(Exercise prompt): What lines of the data hold the string "icon"? Pull each one out.
--- --- ---
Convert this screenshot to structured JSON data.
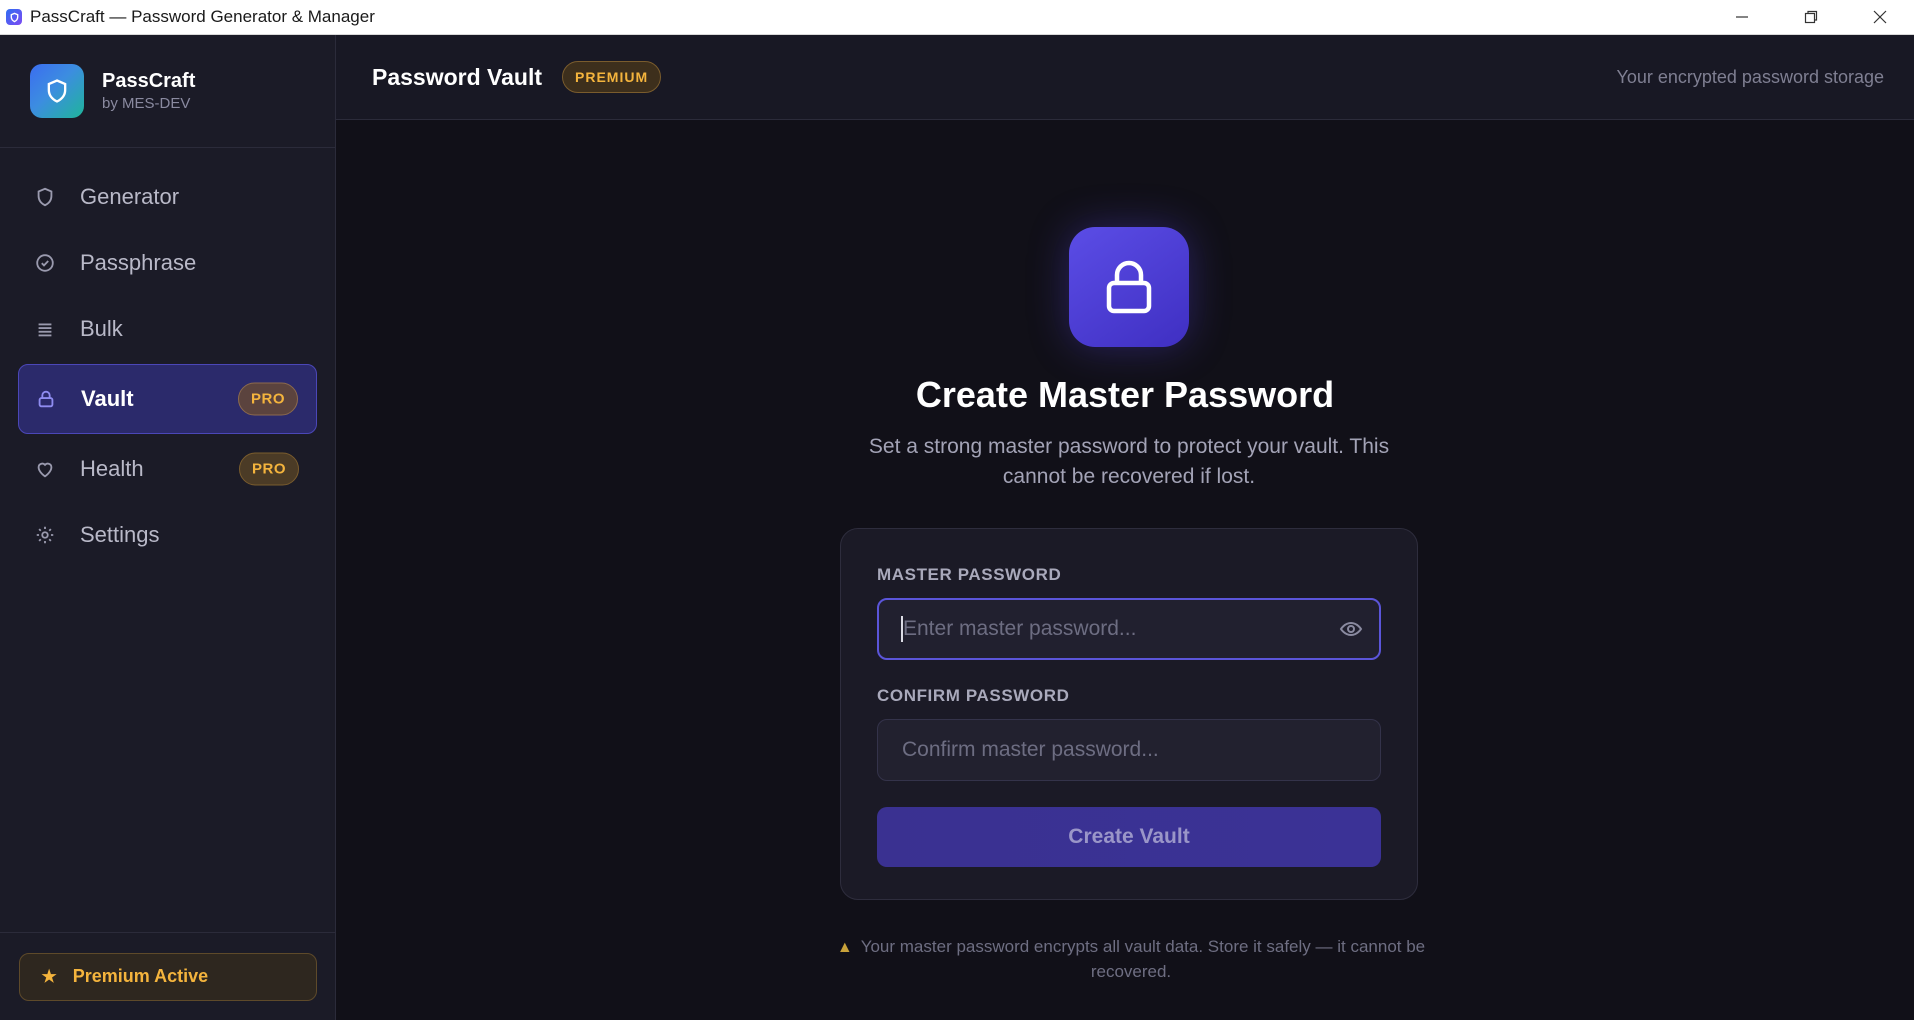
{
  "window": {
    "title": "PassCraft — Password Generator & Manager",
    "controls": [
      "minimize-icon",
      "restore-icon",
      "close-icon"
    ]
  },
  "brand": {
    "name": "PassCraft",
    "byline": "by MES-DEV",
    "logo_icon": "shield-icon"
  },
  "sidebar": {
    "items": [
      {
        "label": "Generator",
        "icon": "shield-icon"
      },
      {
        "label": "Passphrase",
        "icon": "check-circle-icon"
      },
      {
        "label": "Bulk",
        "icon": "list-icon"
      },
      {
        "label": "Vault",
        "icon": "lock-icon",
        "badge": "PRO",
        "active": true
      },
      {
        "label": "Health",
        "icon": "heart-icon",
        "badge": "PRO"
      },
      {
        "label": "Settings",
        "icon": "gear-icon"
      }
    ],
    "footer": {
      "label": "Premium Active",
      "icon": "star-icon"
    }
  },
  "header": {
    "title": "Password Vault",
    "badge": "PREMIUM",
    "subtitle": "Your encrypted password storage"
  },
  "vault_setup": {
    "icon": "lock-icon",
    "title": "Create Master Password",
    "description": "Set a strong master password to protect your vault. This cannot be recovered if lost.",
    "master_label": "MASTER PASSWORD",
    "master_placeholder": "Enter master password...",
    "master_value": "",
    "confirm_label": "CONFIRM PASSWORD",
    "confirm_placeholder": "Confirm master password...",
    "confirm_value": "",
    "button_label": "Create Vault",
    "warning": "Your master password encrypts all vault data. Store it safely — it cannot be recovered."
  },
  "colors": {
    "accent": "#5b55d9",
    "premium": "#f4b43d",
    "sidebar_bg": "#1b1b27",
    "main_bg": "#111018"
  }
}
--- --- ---
(The completed task):
      "minimize-icon",
      "restore-icon",
      "close-icon"
    "logo_icon": "shield-icon"
        "icon": "shield-icon"
        "icon": "check-circle-icon"
        "icon": "list-icon"
        "icon": "lock-icon",
        "icon": "heart-icon",
        "icon": "gear-icon"
      "icon": "star-icon"
    "icon": "lock-icon",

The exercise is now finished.